### ASSIGNMENT
Print the lines below exactly as written, with none missing.
━━━ SUPPLIED MATERIAL ━━━
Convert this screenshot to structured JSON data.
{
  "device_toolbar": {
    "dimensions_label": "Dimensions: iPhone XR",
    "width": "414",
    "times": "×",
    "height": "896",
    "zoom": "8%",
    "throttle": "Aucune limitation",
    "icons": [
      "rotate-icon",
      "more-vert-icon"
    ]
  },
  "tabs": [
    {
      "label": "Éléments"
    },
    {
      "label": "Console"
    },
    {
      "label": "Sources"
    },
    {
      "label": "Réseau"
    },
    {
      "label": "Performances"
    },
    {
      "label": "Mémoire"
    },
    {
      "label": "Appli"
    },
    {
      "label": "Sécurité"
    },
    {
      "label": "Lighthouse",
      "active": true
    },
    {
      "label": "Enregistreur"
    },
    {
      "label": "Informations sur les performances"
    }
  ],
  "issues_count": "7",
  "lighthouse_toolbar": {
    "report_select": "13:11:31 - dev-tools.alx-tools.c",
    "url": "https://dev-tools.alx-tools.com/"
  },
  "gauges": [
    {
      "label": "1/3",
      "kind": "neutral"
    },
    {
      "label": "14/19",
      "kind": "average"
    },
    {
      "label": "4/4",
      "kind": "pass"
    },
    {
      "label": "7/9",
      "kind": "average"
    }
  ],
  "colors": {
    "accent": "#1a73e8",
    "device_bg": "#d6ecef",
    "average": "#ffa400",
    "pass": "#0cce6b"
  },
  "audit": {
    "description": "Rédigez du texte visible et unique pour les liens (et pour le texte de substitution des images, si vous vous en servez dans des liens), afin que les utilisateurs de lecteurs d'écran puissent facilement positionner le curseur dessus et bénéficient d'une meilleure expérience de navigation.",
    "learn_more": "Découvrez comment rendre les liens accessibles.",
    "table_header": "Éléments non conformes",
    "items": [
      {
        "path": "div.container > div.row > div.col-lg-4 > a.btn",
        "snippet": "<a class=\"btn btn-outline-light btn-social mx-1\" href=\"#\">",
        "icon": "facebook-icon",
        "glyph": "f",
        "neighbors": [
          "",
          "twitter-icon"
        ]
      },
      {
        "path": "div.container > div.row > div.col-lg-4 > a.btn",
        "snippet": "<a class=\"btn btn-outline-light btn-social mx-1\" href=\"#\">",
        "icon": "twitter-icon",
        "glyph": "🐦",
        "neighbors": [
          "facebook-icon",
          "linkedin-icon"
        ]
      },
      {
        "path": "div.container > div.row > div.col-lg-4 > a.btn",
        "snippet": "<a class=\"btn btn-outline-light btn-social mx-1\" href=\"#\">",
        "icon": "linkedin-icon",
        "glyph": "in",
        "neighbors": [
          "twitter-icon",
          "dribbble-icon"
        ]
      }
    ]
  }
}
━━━
### RESULT OF THIS EXERCISE
Convert this screenshot to structured JSON data.
{
  "device_toolbar": {
    "dimensions_label": "Dimensions: iPhone XR",
    "width": "414",
    "times": "×",
    "height": "896",
    "zoom": "8%",
    "throttle": "Aucune limitation",
    "icons": [
      "rotate-icon",
      "more-vert-icon"
    ]
  },
  "tabs": [
    {
      "label": "Éléments"
    },
    {
      "label": "Console"
    },
    {
      "label": "Sources"
    },
    {
      "label": "Réseau"
    },
    {
      "label": "Performances"
    },
    {
      "label": "Mémoire"
    },
    {
      "label": "Appli"
    },
    {
      "label": "Sécurité"
    },
    {
      "label": "Lighthouse",
      "active": true
    },
    {
      "label": "Enregistreur"
    },
    {
      "label": "Informations sur les performances"
    }
  ],
  "issues_count": "7",
  "lighthouse_toolbar": {
    "report_select": "13:11:31 - dev-tools.alx-tools.c",
    "url": "https://dev-tools.alx-tools.com/"
  },
  "gauges": [
    {
      "label": "1/3",
      "kind": "neutral"
    },
    {
      "label": "14/19",
      "kind": "average"
    },
    {
      "label": "4/4",
      "kind": "pass"
    },
    {
      "label": "7/9",
      "kind": "average"
    }
  ],
  "colors": {
    "accent": "#1a73e8",
    "device_bg": "#d6ecef",
    "average": "#ffa400",
    "pass": "#0cce6b"
  },
  "audit": {
    "description": "Rédigez du texte visible et unique pour les liens (et pour le texte de substitution des images, si vous vous en servez dans des liens), afin que les utilisateurs de lecteurs d'écran puissent facilement positionner le curseur dessus et bénéficient d'une meilleure expérience de navigation.",
    "learn_more": "Découvrez comment rendre les liens accessibles.",
    "table_header": "Éléments non conformes",
    "items": [
      {
        "path": "div.container > div.row > div.col-lg-4 > a.btn",
        "snippet": "<a class=\"btn btn-outline-light btn-social mx-1\" href=\"#\">",
        "icon": "facebook-icon",
        "glyph": "f",
        "neighbors": [
          "",
          "twitter-icon"
        ]
      },
      {
        "path": "div.container > div.row > div.col-lg-4 > a.btn",
        "snippet": "<a class=\"btn btn-outline-light btn-social mx-1\" href=\"#\">",
        "icon": "twitter-icon",
        "glyph": "🐦",
        "neighbors": [
          "facebook-icon",
          "linkedin-icon"
        ]
      },
      {
        "path": "div.container > div.row > div.col-lg-4 > a.btn",
        "snippet": "<a class=\"btn btn-outline-light btn-social mx-1\" href=\"#\">",
        "icon": "linkedin-icon",
        "glyph": "in",
        "neighbors": [
          "twitter-icon",
          "dribbble-icon"
        ]
      }
    ]
  }
}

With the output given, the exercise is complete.